First, there will be many other such rulings from Luxembourg and the Netherlands that will need unpacking now: as we know such rulings were issued on an industrial scale in Luxembourg and all reports I have seen suggest they were also common in the Netherlands.

Second, this then hits at the very heart of the EU corporate tax haven system.

Third, although there will no doubt be appeals the defence that Starbucks is making that it complied with OECD rules and so it must be in the clear is obviously unsatisfactory: the time has surely come when such arguments about minimal compliance cease to be seen as credible by anyone, including tax lawyers.

Fourth, the issue of what tax compliance is has been very obviously moved on by this ruling. It is no longer enough to say you're compliant. It is not even enough to get a letter from a tax authority saying that you are compliant. In the full face of publicity that has also to be true. And what that means is that, in effect, transparency has now to become the norm on tax.

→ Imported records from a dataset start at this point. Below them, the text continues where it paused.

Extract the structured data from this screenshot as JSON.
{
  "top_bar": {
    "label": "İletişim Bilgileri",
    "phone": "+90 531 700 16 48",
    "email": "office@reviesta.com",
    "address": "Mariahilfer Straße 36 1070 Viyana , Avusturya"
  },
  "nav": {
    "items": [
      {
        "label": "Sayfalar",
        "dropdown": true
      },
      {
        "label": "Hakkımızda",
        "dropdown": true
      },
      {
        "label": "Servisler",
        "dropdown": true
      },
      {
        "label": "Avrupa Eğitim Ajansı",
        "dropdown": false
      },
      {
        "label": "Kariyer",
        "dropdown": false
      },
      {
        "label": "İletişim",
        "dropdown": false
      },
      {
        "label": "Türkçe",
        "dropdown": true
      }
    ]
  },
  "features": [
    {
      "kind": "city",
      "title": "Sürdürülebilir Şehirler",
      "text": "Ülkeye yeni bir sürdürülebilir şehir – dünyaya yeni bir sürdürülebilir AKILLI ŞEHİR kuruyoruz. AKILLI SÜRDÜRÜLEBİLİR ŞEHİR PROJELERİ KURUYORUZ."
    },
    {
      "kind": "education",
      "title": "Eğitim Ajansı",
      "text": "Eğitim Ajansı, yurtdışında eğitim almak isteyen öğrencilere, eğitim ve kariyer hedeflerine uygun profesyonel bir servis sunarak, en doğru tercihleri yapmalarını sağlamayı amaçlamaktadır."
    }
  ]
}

So deliver on full public country-by-country reporting, which would help expose such practices.

And roll out the Fair Tax Mark (which has a new company in the scheme today).

And bring on disclosure of all tax agreements, again in public. 

Then and only then will we have fair competition between companies, large and small, wherever they are located. What we have had to date is tax competition. And what the EU is really saying today is that tax competition is cheating and that is not the same as fair competition. And that is very significant indeed.

The corporate world of tax abuse does really need to take note.